Embody your own avatar, channel your inner medieval scribe, and sign up for botany bootcamp at the START Festival

Posted on: 25 September 2023

Embody your own avatar, channel your inner medieval scribe, and sign up for botany bootcamp at the START Festival

From medieval scribes to virtual avatars and 16th century brewing to contemporary birth stories, the rich and varied world of academic research will be celebrated at the START Festival at Trinity College Dublin on Friday 29th September. 

Smaller pop up events will take place throughout the week, and the Trinity Long Room Hub will be hosting a week-long Arts & Humanities festival, so there is definitely something for everyone!

START (Start Talking About Research Today) Festival is part of European Researchers’ Night, a Europe-wide public event, which displays the diversity of research and its impact on citizens’ daily lives in fun, inspiring ways. This year will see events taking place across 26 countries around Europe.

In Ireland the START Festival is hosted by Trinity in partnership with Royal College of Surgeons Ireland and ADAPT, the SFI Research Centre for AI Driven Digital Content Technology.

The festival invites visitors to take an up-close look at the fascinating research that is shaping our world, explore solutions to society’s biggest problems, and learn about cutting-edge thinking at a research village in Front Square, where lightning talks, interactive workshops, screenings, performances and much more feature from 2 pm onwards on Friday

Highlights include:

Meetings with Manuscripts:  Try your hand at being a medieval scribe and copy lines from famous Irish manuscripts with a quill and ink. See if you can beat the computer at transcribing lines of thousand-year old English. Help us identify the strange creatures and beasts in illuminated manuscripts from the 8th to the 12th century.

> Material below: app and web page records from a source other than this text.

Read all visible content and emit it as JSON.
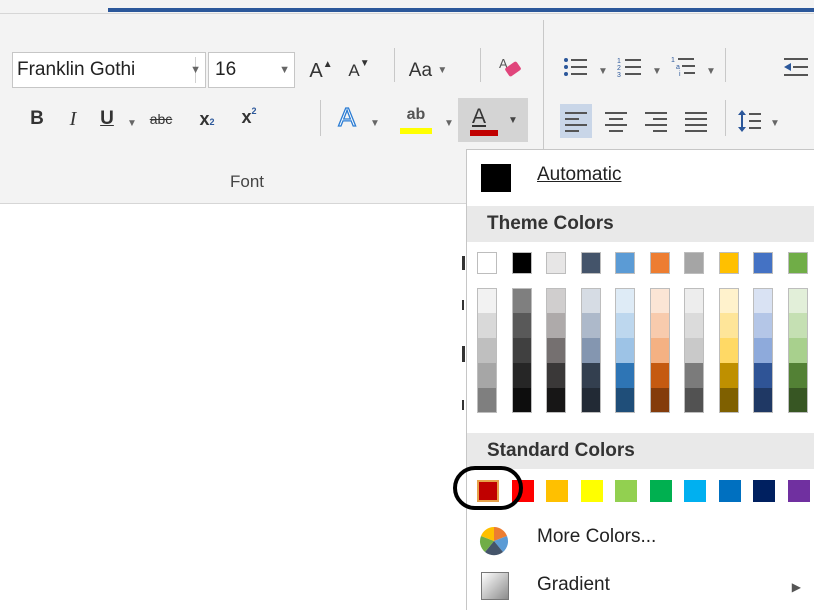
{
  "ribbon": {
    "font_name": "Franklin Gothi",
    "font_size": "16",
    "change_case_label": "Aa",
    "grow_font_label": "A",
    "shrink_font_label": "A",
    "bold_label": "B",
    "italic_label": "I",
    "underline_label": "U",
    "strike_label": "abc",
    "subscript_label": "x",
    "superscript_label": "x",
    "sub_mark": "2",
    "sup_mark": "2",
    "effects_label": "A",
    "highlight_label": "ab",
    "font_color_label": "A",
    "group_label": "Font",
    "font_color_bar": "#c00000",
    "highlight_bar": "#ffff00"
  },
  "color_menu": {
    "automatic_label": "Automatic",
    "theme_header": "Theme Colors",
    "standard_header": "Standard Colors",
    "more_colors_label": "More Colors...",
    "gradient_label": "Gradient",
    "theme_base": [
      "#ffffff",
      "#000000",
      "#e7e6e6",
      "#44546a",
      "#5b9bd5",
      "#ed7d31",
      "#a5a5a5",
      "#ffc000",
      "#4472c4",
      "#70ad47"
    ],
    "theme_shades": [
      [
        "#f2f2f2",
        "#d9d9d9",
        "#bfbfbf",
        "#a6a6a6",
        "#7f7f7f"
      ],
      [
        "#7f7f7f",
        "#595959",
        "#404040",
        "#262626",
        "#0d0d0d"
      ],
      [
        "#d0cece",
        "#aeaaaa",
        "#757070",
        "#3a3838",
        "#171616"
      ],
      [
        "#d6dce4",
        "#adb9ca",
        "#8496b0",
        "#333f4f",
        "#222a35"
      ],
      [
        "#deebf6",
        "#bdd7ee",
        "#9dc3e6",
        "#2e75b5",
        "#1f4e79"
      ],
      [
        "#fbe5d5",
        "#f8cbad",
        "#f4b183",
        "#c55a11",
        "#843c0b"
      ],
      [
        "#ededed",
        "#dbdbdb",
        "#c9c9c9",
        "#7b7b7b",
        "#525252"
      ],
      [
        "#fff2cc",
        "#fee599",
        "#ffd965",
        "#bf9000",
        "#7f6000"
      ],
      [
        "#d9e2f3",
        "#b4c6e7",
        "#8eaadb",
        "#2f5496",
        "#1f3864"
      ],
      [
        "#e2efd9",
        "#c5e0b3",
        "#a8d08d",
        "#538135",
        "#375623"
      ]
    ],
    "standard": [
      "#c00000",
      "#ff0000",
      "#ffc000",
      "#ffff00",
      "#92d050",
      "#00b050",
      "#00b0f0",
      "#0070c0",
      "#002060",
      "#7030a0"
    ]
  }
}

Venue: Trinity Centre of the Book stand, Research Village, Front Square, Trinity (drop in).

Explore AI with ADAPT, exhibition: The hot topic of artificial intelligence (AI) will be explored with a series of interactive activities including ‘Art or AI? Museum of Very Modern Art’ (can you tell the difference between your Dalís and your DALL-Es?); ‘From virtual to reality… and back!’ (experience what it is like to embody a virtual avatar by wearing an IVR visor); ‘PARADISE: AI and Vasculitis’ (see how doctors manage autoimmune diseases with AI); and ‘Automated Translation between Spoken and Sign Languages’ (learn how AI translates sign language). Venue: Douglas Hyde Gallery, Trinity. You can register here but everyone is welcome to drop in between 4pm and 8pm.

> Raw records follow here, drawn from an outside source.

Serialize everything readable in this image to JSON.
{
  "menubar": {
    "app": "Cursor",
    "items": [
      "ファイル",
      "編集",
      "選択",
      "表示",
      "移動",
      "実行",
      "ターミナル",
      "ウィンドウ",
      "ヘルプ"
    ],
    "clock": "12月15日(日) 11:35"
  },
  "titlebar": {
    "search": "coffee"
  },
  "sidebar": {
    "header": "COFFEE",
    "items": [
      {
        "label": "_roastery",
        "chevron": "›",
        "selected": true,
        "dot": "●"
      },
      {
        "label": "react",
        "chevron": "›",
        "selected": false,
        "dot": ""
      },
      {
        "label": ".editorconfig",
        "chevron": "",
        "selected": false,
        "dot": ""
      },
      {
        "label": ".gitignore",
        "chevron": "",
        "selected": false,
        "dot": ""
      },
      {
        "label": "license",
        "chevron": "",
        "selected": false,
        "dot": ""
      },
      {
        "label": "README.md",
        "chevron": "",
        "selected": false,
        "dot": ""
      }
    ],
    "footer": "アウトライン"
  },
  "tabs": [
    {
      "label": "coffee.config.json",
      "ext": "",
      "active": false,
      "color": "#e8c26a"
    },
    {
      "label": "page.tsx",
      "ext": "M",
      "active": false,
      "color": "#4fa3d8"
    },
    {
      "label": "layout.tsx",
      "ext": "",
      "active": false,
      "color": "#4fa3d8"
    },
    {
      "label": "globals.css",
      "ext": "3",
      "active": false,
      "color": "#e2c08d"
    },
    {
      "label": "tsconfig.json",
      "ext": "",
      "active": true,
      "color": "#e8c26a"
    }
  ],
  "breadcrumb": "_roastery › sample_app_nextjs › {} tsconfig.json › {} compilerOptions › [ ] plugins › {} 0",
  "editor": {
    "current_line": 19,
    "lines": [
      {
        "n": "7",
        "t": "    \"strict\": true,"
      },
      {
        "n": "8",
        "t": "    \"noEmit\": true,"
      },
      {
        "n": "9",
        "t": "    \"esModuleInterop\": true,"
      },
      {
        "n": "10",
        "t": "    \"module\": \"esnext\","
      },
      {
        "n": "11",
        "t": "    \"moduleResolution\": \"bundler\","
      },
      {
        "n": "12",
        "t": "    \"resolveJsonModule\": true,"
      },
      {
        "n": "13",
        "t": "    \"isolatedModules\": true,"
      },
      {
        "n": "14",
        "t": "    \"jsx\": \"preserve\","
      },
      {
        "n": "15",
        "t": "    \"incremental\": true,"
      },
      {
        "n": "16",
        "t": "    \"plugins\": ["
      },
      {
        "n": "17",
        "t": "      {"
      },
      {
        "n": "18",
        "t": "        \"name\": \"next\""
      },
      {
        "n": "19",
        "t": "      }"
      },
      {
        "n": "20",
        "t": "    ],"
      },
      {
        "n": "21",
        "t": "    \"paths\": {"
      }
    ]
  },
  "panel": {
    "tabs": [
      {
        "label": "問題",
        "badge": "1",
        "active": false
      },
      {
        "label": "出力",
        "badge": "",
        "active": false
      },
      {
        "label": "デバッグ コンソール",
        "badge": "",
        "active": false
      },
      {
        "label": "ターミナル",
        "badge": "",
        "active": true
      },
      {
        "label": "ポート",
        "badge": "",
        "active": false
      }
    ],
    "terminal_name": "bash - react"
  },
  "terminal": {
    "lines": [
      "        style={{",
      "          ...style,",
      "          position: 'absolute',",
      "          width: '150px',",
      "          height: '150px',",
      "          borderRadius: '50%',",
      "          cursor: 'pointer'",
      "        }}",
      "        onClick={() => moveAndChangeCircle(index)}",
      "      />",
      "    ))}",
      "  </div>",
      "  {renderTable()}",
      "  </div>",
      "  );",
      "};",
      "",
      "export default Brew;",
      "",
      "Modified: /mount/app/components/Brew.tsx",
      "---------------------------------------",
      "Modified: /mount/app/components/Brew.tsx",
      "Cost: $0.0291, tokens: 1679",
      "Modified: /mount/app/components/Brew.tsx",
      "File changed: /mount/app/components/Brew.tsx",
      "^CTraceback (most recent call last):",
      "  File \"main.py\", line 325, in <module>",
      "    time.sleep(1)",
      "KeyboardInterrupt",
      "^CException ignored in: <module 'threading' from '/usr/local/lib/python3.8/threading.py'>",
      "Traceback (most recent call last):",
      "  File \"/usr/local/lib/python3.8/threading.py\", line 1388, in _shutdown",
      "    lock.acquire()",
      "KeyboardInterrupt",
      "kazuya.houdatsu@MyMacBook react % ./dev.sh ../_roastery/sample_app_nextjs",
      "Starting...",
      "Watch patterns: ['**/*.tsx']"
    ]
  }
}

Sláinte: Would you drink a beer from 1574? Premiere of documentary following Trinity food historian Susan Flavin as she faithfully replicates a beer last brewed in Dublin Castle brewhouse in the 1570s using historic recipes, heritage technologies and ancient grains. Screening will be followed by a panel discussion. Venue: Trinity Long Room Hub (Register here). Part of the Arts and Humanities Research Festival programme. 

Navigating Climate Change with plants: botany bootcamp: Visitors will see the broad scope of botanical research through a highly interactive and entertaining exhibit that begins in Front Square and ends in the Herbarium, where specimens collected by Charles Darwin are on show. Visit all stations and collect stamps along the way as you complete a set of tasks from measuring CO2 levels in peat to identifying species with scientific equipment.

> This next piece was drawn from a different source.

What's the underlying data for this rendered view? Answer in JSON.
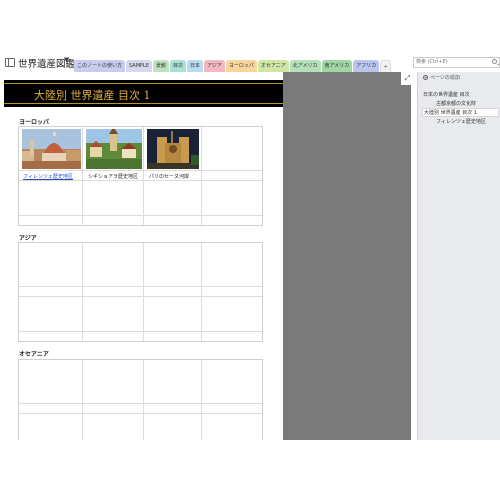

‘Birth Story’ theatre performance: performance art meets research in this honest and intimate portrayal of the experience of childbirth, inspired by the research findings from the Trinity Centre for Maternity Care Research at the School of Nursing and Midwifery. Two performances will take place, each followed by an informative panel discussion with the actors and Trinity experts who will welcome comments and questions from the audience. Venue: School of Nursing and Midwifery, D'Olier Street, D02 T283 (Register here.)

Looking ahead to the event, Professor Sinead Ryan, Dean of Research at Trinity, said:

“European Researchers’ Night has been celebrated in Trinity for 10 years now, and each year it provides us with a wonderful opportunity to invite people into the university where they can talk to researchers about what they do. The whole ethos of the event is to explore our curiosity and learn from each other while having some fun. I look forward to welcoming everyone to Trinity on the 29th.” 

In addition to the many offerings on Friday afternoon and evening, there are other highlights throughout the week, including:

The week-long Trinity Arts and Humanities Festival, which poses myriad fascinating questions such as: does landscape measure time?; who owns the sea?; how do books speak?; can ghosts sing?; And did The Beatles read The Bible? See the full programme here.

Talk with Trinity: Join us on Wednesday 27th September for a public discussion on biodiversity in the city, which is being held from 4 to 5 pm at Unit18. There’s no need to book a spot for this discussion – everyone is welcome to attend!